Interaction of baseline characteristics with the hazard of encainide, flecainide, and moricizine therapy in patients with myocardial infarction. A possible explanation for increased mortality in the Cardiac Arrhythmia Suppression Trial (CAST).

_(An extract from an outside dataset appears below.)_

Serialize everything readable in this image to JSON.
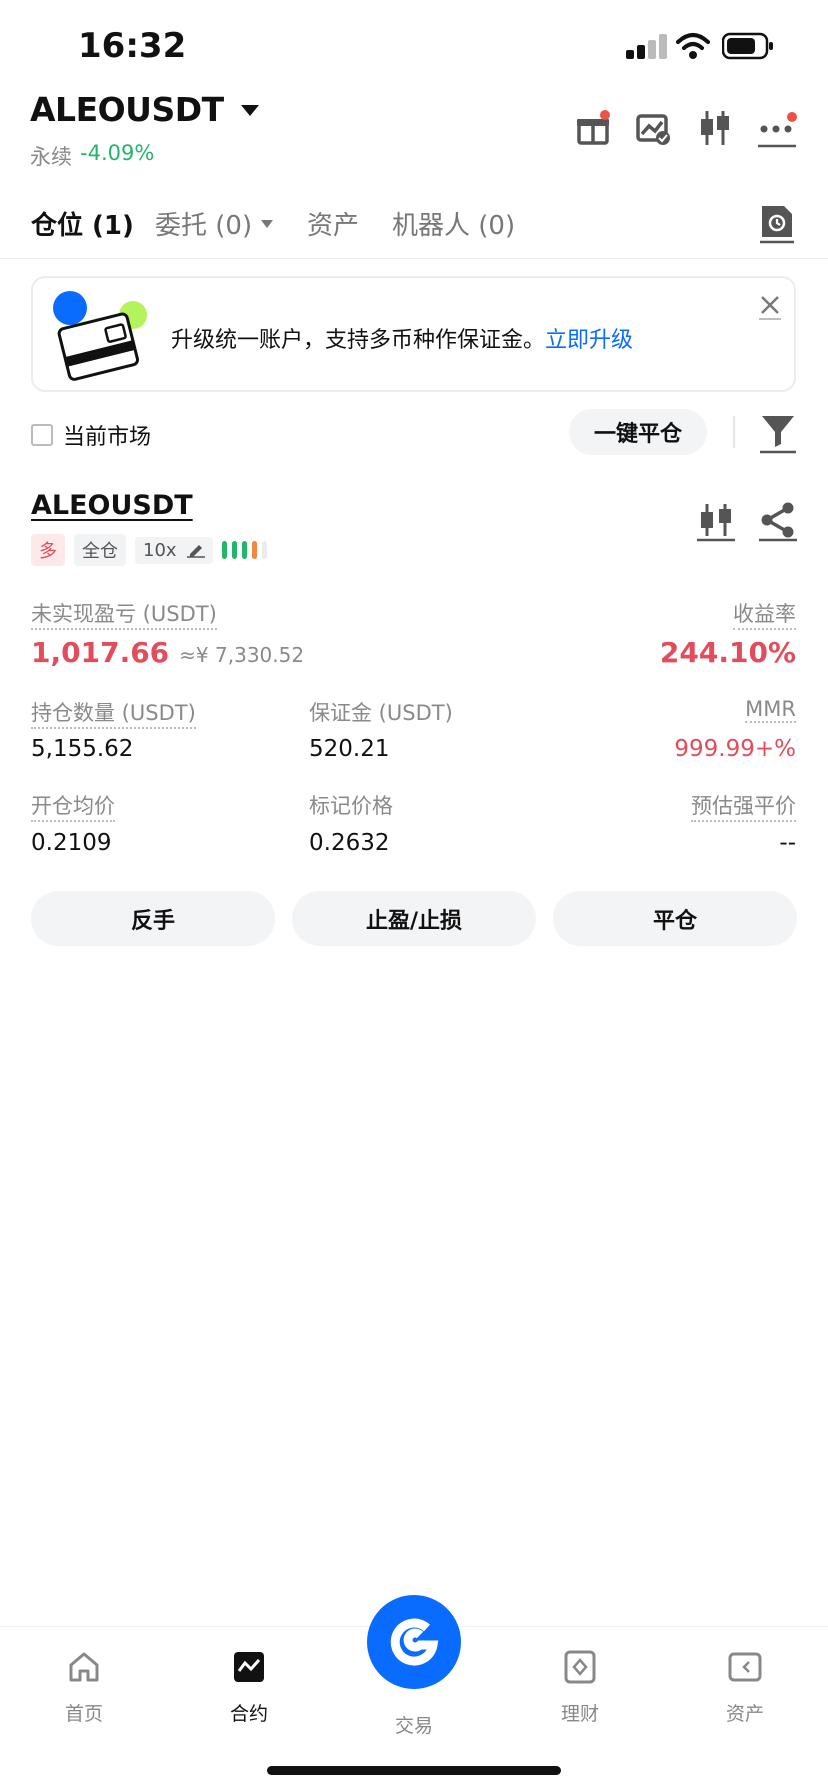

BACKGROUND The Cardiac Arrhythmia Suppression Trial (CAST) was designed to test the hypothesis that suppression of ventricular ectopy with antiarrhythmic drugs after a myocardial infarction reduces the incidence of sudden arrhythmic death. Patients in whom ventricular ectopy could be suppressed with encainide, flecainide, or moricizine were randomly assigned to receive either active drug or placebo. The encainide and flecainide arms of the study were discontinued in 1989 (CAST-I) and the moricizine arm in 1991 (CAST-II) because of excess mortality. To explore the mechanisms of these adverse outcomes, we examined the interaction of baseline characteristics with the hazard of therapy with encainide, flecainide, or moricizine compared with their respective placebos.
METHODS AND RESULTS CAST-I comprised 755 patients assigned to flecainide or encainide and 743 patients assigned to placebo, whereas in CAST-II, 502 patients received moricizine and 491 patients received placebo. Clinical and laboratory baseline variables of patients receiving active drug and those receiving placebo were similar. In CAST-I patients, there was a significant interaction of active therapy with both all-cause death/cardiac arrest and arrhythmic death/cardiac arrest for non-Q-wave myocardial infarction (total mortality hazard ratios, 1.8 versus 7.9 for Q-wave versus non-Q-wave infarction, P = .03). Ventricular premature depolarization (VPD) frequency > or = 50/h and heart rate > or = 74 beats per minute each interacted significantly with total mortality/cardiac arrest only. In the sicker CAST-II patients (ejection fraction < or = 40%), only diuretic use at baseline interacted significantly with moricizine use for both all-cause death/cardiac arrest and arrhythmic death/cardiac arrest (total mortality hazard ratios, 1.9 versus 0.7 for diuretic use versus no use, P = .01).
CONCLUSIONS Although active treatment in CAST-I was associated with greater mortality than placebo with respect to almost all baseline variables, the therapeutic hazard was more than expected in patients with non-Q-wave myocardial infarction and (for total mortality) frequent premature VPDs and higher heart rates, suggesting that the adverse effect of encainide or flecainide therapy is greater when ischemic and electrical instability are present. The relative hazard of therapy with moricizine in the sicker CAST-II population was greater in those using diuretics. Thus, although these drugs have the common ability to suppress ventricular ectopy after myocardial infarction, their detrimental effects on survival may be mediated by different mechanisms in different populations, emphasizing the complex, poorly understood hazards associated with antiarrhythmic drug treatment.
- Copyright © 1994 by American Heart Association